[4] See CPRADR.org, CPR’s Annotated Model Procedural Order for Remote Video Arbitration Proceedings (July, 2020), https://irp-cdn.multiscreensite.com/ffb7ea18/files/uploaded/4.21%20FINAL%20Annotated%20Model%20Procedural%20Order%20for%20Remote%20Video%20Arbitration%20Proceedings.pdf. The CPR model provides a template to give parties, counsel and tribunals the opportunity to embed security features into their procedural order.

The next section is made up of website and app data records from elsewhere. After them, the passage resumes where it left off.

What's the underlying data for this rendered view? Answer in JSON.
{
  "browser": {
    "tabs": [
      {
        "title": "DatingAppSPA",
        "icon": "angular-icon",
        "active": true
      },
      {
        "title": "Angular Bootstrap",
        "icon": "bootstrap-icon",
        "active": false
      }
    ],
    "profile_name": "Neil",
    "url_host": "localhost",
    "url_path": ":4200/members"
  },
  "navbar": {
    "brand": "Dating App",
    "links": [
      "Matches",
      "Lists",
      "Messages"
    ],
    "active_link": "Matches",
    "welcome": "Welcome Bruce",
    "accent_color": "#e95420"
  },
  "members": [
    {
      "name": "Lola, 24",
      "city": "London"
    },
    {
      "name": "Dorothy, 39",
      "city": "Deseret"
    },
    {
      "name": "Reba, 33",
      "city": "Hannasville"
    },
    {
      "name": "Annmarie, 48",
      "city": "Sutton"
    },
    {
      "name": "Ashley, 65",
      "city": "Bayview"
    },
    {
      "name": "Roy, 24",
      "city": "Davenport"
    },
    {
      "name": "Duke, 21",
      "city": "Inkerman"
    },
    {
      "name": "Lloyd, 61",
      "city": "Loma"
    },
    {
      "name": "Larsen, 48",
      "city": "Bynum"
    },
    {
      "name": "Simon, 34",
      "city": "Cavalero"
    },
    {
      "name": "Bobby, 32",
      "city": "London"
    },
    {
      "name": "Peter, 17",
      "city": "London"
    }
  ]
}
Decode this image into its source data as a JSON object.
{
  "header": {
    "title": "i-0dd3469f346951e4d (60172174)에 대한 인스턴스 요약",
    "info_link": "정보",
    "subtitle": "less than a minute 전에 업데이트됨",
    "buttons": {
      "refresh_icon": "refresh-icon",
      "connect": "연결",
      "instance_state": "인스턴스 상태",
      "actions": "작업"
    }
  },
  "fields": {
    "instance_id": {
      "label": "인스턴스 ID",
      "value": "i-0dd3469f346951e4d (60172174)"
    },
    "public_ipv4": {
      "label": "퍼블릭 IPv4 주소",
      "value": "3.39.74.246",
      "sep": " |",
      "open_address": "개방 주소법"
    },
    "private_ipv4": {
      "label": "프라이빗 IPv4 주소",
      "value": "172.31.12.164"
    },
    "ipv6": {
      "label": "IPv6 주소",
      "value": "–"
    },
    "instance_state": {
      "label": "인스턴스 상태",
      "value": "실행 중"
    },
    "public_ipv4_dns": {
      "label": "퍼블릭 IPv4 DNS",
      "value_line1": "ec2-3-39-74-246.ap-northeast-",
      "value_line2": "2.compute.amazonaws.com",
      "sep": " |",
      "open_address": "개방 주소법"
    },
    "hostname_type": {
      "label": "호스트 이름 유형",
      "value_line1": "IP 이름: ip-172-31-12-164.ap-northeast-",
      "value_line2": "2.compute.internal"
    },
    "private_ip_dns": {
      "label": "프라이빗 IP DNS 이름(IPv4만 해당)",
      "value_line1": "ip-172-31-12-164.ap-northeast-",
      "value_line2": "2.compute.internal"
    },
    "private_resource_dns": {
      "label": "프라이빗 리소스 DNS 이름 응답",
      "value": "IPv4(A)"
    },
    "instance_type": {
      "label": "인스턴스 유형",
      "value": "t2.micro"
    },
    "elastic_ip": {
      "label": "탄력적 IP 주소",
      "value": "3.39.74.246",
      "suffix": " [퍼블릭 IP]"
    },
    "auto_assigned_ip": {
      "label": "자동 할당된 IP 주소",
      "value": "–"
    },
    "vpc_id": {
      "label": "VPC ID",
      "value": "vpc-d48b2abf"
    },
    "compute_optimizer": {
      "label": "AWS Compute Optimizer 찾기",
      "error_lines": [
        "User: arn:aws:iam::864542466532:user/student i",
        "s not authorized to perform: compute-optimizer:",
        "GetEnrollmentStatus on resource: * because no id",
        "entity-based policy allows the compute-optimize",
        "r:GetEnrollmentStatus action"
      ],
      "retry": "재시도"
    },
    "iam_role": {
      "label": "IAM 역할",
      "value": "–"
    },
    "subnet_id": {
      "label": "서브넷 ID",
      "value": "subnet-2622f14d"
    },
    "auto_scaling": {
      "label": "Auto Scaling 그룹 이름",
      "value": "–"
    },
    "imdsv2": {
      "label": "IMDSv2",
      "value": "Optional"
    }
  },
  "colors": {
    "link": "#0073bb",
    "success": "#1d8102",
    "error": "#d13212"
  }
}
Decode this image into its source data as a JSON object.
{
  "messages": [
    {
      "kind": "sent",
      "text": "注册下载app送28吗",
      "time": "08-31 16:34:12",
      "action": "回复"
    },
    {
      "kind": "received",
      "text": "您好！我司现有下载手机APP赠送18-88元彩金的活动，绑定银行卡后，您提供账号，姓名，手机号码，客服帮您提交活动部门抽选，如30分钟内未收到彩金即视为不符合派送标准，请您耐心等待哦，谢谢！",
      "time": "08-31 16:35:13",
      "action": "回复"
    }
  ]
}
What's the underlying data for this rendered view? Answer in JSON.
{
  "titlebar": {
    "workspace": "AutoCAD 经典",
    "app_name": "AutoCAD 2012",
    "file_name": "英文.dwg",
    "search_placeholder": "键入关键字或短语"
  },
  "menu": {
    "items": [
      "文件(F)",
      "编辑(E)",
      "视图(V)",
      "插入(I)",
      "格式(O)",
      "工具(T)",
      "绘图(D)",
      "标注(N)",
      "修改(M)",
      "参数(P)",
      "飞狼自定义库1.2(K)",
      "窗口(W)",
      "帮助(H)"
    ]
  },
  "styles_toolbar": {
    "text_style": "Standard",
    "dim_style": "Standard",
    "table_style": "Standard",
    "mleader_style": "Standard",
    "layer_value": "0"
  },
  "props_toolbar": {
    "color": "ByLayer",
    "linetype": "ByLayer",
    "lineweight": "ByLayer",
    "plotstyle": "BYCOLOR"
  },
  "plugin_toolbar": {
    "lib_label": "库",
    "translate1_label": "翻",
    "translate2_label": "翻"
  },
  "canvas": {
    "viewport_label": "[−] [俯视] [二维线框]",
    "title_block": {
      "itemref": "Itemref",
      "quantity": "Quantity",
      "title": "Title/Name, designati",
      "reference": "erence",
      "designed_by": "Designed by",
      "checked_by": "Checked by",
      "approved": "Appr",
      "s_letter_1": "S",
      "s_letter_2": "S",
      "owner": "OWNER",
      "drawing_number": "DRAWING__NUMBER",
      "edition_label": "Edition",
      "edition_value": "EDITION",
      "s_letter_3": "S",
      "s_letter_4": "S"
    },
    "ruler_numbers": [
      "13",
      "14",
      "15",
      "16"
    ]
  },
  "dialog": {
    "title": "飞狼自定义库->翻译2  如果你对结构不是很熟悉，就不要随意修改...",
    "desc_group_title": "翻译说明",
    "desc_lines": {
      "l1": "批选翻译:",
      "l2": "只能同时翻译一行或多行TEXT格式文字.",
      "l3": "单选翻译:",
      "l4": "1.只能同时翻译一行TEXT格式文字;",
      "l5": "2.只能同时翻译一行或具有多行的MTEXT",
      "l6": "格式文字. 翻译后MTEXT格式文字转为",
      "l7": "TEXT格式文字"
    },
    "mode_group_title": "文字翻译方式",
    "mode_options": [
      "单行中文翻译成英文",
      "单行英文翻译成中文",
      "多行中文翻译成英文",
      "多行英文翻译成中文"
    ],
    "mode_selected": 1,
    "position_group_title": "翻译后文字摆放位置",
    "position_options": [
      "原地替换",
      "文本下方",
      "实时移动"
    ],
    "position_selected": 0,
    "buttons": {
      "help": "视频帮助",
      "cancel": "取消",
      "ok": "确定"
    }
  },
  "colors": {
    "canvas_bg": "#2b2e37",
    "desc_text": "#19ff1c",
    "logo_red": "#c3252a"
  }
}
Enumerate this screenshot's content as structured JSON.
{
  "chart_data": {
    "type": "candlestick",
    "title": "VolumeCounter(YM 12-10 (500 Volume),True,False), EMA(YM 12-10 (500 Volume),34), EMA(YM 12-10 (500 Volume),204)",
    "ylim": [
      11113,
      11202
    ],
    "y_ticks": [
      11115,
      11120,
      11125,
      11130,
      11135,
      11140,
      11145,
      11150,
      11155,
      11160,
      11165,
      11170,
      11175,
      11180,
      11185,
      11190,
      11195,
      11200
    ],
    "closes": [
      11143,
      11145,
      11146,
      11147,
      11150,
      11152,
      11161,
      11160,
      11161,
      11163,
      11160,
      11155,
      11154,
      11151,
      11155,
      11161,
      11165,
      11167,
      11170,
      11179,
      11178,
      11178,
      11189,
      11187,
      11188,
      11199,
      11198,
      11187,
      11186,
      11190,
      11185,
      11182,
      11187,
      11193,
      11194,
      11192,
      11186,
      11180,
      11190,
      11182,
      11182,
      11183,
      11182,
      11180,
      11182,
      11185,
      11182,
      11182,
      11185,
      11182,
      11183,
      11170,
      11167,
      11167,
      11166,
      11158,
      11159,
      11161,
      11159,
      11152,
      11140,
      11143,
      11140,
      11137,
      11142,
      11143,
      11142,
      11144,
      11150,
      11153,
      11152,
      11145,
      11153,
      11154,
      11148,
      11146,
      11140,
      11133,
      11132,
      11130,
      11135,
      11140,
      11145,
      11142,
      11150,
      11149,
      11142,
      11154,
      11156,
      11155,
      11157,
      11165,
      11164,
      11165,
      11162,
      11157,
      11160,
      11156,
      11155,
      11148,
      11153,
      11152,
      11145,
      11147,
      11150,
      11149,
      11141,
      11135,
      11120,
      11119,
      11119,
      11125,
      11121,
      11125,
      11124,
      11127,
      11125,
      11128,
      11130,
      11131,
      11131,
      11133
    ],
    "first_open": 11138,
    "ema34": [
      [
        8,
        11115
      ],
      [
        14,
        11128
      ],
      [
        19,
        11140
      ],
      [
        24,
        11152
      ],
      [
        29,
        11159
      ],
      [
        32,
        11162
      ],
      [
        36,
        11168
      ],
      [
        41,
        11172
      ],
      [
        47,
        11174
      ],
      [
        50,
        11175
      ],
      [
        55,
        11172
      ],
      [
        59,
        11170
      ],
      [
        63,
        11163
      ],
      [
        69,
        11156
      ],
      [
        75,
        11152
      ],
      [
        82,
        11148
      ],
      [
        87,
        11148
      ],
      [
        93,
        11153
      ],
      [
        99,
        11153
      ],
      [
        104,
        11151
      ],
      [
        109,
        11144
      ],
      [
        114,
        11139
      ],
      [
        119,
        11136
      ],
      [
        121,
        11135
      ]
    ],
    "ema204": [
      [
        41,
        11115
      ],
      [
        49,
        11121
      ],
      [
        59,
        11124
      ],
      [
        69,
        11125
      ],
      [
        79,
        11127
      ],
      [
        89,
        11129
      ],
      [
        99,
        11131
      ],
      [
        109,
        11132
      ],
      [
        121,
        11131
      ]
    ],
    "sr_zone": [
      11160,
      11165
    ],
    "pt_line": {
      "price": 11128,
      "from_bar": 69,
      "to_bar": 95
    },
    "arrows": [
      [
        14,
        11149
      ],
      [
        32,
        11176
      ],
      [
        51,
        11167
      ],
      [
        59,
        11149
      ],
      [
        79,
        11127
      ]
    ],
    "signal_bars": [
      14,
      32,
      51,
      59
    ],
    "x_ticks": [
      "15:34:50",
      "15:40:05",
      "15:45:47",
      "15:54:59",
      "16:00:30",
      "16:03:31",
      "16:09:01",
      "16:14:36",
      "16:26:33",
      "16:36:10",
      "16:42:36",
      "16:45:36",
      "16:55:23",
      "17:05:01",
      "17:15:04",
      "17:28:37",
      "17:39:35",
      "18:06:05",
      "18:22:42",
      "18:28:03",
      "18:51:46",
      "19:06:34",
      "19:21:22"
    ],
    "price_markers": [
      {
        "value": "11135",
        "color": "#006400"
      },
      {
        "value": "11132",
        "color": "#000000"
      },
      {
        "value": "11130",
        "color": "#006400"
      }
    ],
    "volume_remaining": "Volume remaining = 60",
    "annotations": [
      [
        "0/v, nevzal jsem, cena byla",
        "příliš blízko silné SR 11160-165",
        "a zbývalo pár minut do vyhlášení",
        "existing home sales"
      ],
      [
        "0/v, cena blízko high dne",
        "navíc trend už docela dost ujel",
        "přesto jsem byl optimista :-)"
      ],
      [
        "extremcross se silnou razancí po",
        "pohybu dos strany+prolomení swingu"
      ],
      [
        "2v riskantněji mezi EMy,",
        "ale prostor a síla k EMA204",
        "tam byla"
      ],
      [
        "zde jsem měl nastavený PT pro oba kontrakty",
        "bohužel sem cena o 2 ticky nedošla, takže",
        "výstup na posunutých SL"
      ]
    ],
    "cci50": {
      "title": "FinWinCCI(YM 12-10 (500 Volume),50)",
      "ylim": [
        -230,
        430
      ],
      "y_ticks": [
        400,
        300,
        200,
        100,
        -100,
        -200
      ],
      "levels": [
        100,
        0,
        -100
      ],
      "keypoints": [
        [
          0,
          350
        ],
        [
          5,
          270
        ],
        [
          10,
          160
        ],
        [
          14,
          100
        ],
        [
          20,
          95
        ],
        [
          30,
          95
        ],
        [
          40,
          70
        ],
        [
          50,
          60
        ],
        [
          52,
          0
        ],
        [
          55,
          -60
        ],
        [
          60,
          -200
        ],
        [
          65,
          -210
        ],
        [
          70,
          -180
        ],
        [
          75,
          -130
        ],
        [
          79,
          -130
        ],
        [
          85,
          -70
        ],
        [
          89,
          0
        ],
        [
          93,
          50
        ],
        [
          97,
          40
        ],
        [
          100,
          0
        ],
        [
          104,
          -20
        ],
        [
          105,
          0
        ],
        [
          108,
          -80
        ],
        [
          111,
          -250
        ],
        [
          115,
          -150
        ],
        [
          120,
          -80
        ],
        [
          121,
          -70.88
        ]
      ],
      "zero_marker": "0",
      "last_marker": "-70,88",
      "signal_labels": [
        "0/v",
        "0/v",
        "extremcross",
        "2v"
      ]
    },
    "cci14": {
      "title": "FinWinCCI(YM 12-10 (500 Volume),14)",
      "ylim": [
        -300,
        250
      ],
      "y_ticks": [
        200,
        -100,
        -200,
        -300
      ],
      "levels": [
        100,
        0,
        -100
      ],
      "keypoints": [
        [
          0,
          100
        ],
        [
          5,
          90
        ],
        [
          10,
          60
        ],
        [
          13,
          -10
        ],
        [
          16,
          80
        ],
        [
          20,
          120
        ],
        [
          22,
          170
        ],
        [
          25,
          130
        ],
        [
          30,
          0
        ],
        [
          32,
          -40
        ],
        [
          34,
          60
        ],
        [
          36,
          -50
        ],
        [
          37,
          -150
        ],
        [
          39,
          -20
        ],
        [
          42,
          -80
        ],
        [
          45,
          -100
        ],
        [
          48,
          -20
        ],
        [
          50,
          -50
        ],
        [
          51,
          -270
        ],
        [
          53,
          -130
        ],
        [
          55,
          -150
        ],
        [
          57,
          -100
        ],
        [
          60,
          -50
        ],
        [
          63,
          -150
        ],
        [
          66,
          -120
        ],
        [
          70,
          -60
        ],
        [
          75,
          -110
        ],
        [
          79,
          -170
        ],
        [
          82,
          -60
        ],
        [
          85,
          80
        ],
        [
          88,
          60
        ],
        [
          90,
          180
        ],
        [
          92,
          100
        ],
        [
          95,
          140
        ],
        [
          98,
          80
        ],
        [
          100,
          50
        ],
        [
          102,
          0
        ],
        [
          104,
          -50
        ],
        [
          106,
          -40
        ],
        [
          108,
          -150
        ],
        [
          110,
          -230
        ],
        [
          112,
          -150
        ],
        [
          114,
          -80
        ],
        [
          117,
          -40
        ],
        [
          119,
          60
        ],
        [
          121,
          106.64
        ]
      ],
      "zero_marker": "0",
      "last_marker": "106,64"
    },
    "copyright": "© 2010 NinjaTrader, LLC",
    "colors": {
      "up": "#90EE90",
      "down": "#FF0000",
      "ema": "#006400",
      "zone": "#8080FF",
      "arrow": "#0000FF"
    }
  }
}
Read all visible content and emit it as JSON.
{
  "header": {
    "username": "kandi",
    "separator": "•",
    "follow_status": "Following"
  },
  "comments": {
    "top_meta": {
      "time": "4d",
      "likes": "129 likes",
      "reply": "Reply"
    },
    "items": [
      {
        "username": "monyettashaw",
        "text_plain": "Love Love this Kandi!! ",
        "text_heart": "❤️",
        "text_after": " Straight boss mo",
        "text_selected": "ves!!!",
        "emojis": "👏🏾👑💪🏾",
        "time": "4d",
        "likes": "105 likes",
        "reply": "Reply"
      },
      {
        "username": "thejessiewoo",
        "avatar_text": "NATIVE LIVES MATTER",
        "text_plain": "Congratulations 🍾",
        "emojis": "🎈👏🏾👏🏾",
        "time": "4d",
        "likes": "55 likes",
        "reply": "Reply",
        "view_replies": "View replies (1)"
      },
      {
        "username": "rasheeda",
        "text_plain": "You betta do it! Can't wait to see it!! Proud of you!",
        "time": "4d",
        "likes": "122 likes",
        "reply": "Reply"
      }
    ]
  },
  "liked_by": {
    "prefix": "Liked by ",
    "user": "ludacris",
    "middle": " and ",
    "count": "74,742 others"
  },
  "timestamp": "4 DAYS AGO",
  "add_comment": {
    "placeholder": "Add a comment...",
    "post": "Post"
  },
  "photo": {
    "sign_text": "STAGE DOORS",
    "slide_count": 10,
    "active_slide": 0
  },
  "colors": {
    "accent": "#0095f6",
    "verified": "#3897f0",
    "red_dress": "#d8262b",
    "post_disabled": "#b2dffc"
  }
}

See also International Court of Arbitration, ICC Guidance Note on Possible Measures Aimed at Mitigating the Effects of the COVID-19 Pandemic(April 9, 2020), available at https://iccwbo.org/content/uploads/sites/3/2020/04/guidance-note-possible-measures-mitigating-effects-covid-19-english.pdf (including Annex II which contains “suggested clauses for inclusion in cyber protocols of procedural orders” for hearings that will be conducted virtually); ICCA-NYC BAR-CPR, Protocol on Cybersecurity in International Arbitration 2020 Edition (Nov. 21, 2019), available at, https://cdn.arbitration-icca.org/s3fs-public/document/media_document/icca-nyc_bar-cpr_cybersecurity_protocol_for_international_arbitration_-_electronic_version.pdf (describing cyber risk assessment, categories of information-security measures, and suggesting a procedural framework for the adoption of cybersecurity measures during an arbitration).

[5] Debevoise & Plimpton, Protocol to Promote Cybersecurity in International Arbitration (July 19, 2017), available athttps://www.debevoise.com/news/2017/07/debevoise-announces-protocol-to-promote.

[6] Matthew Gearing QC is a partner in Allen & Overy’s Global Arbitration group. He is widely regarded as a leading arbitration practitioner; in particular he was appointed Queen’s Counsel (England & Wales) in February 2014.

* * This post is part of a series summarising Delos Disputes Resolution’s TagTime webinars.
** Dominique Jones, J.D. Candidate 2021, Columbia Law School. Dominique is Co-Student-Editor-in-Chief for the American Review of International Arbitration for the 2020-2021 academic year. After graduation, she will be joining Debevoise & Plimpton, LLC in their New York office.  The views expressed in this post do not necessarily reflect the views of the Review.
† Catherine Amirfar is a partner at Debevoise & Plimpton, LLC where she serves as Co-Chair of the Public International Law Group and sits as a member of the Firm’s Management Committee. She is the current President of the American Society of International Law (ASIL) and co-hosts a podcast, “International Law Behind the Headlines.” Ms. Amirfar is a member of the Governing Board of the International Council for Commercial Arbitration (ICCA), and serves as Co-Chair of the ICCA-ASIL Task Force on Damages in International Arbitration. She is also a member of the Court of Arbitration of the Singapore International Arbitration Centre and the International Centre for Dispute Resolution of the American Arbitration Association.